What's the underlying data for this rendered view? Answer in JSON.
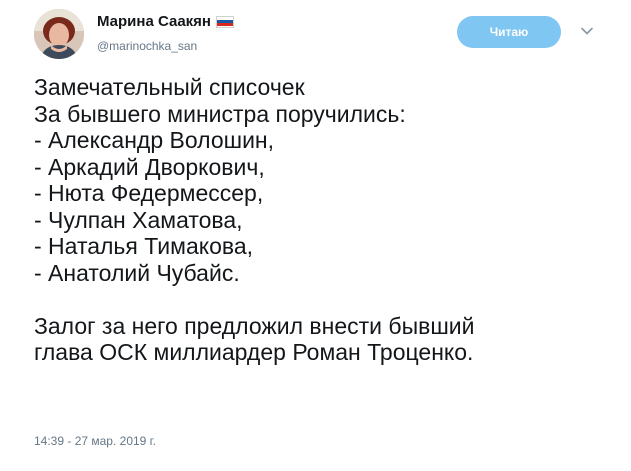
{
  "author": {
    "name": "Марина Саакян",
    "handle": "@marinochka_san",
    "flag_icon": "russia-flag-icon"
  },
  "follow_button": {
    "label": "Читаю",
    "color": "#7fc6f2"
  },
  "menu": {
    "icon": "chevron-down-icon"
  },
  "tweet": {
    "lines": [
      "Замечательный списочек",
      "За бывшего министра поручились:",
      "- Александр Волошин,",
      "- Аркадий Дворкович,",
      "- Нюта Федермессер,",
      "- Чулпан Хаматова,",
      "- Наталья Тимакова,",
      "- Анатолий Чубайс."
    ],
    "paragraph2": [
      "Залог за него предложил внести бывший",
      "глава ОСК миллиардер Роман Троценко."
    ],
    "timestamp": "14:39 - 27 мар. 2019 г."
  }
}
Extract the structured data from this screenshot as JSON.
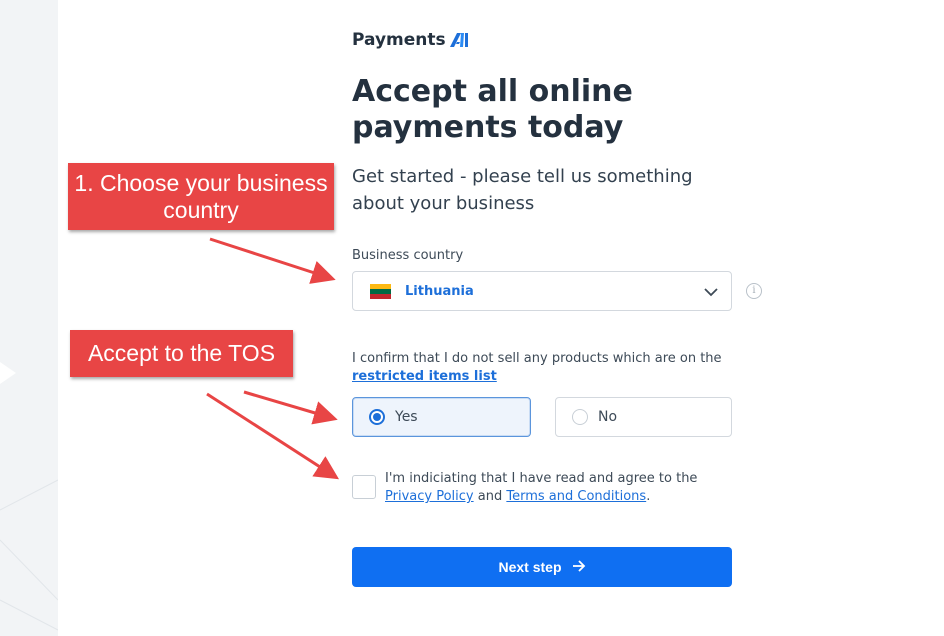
{
  "brand": {
    "name": "Payments",
    "mark": "AI",
    "mark_color": "#1d6fd9"
  },
  "hero": {
    "title_line1": "Accept all online",
    "title_line2": "payments today",
    "subtitle": "Get started - please tell us something about your business"
  },
  "country_field": {
    "label": "Business country",
    "value": "Lithuania",
    "flag_colors": [
      "#fdb913",
      "#006a44",
      "#c1272d"
    ],
    "info_icon": "i"
  },
  "restricted": {
    "text": "I confirm that I do not sell any products which are on the",
    "link": "restricted items list",
    "options": [
      {
        "label": "Yes",
        "selected": true
      },
      {
        "label": "No",
        "selected": false
      }
    ]
  },
  "tos": {
    "text_before": "I'm indiciating that I have read and agree to the",
    "privacy_link": "Privacy Policy",
    "and": "and",
    "terms_link": "Terms and Conditions",
    "end": ".",
    "checked": false
  },
  "next_button": {
    "label": "Next step",
    "icon": "arrow-right-icon",
    "color": "#0f6ff2"
  },
  "annotations": {
    "callout_1": "1. Choose your business country",
    "callout_2": "Accept to the TOS",
    "color": "#e84545"
  }
}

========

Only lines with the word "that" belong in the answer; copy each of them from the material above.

COMPLETED EXERCISE:
    "text": "I confirm that I do not sell any products which are on the",
    "text_before": "I'm indiciating that I have read and agree to the",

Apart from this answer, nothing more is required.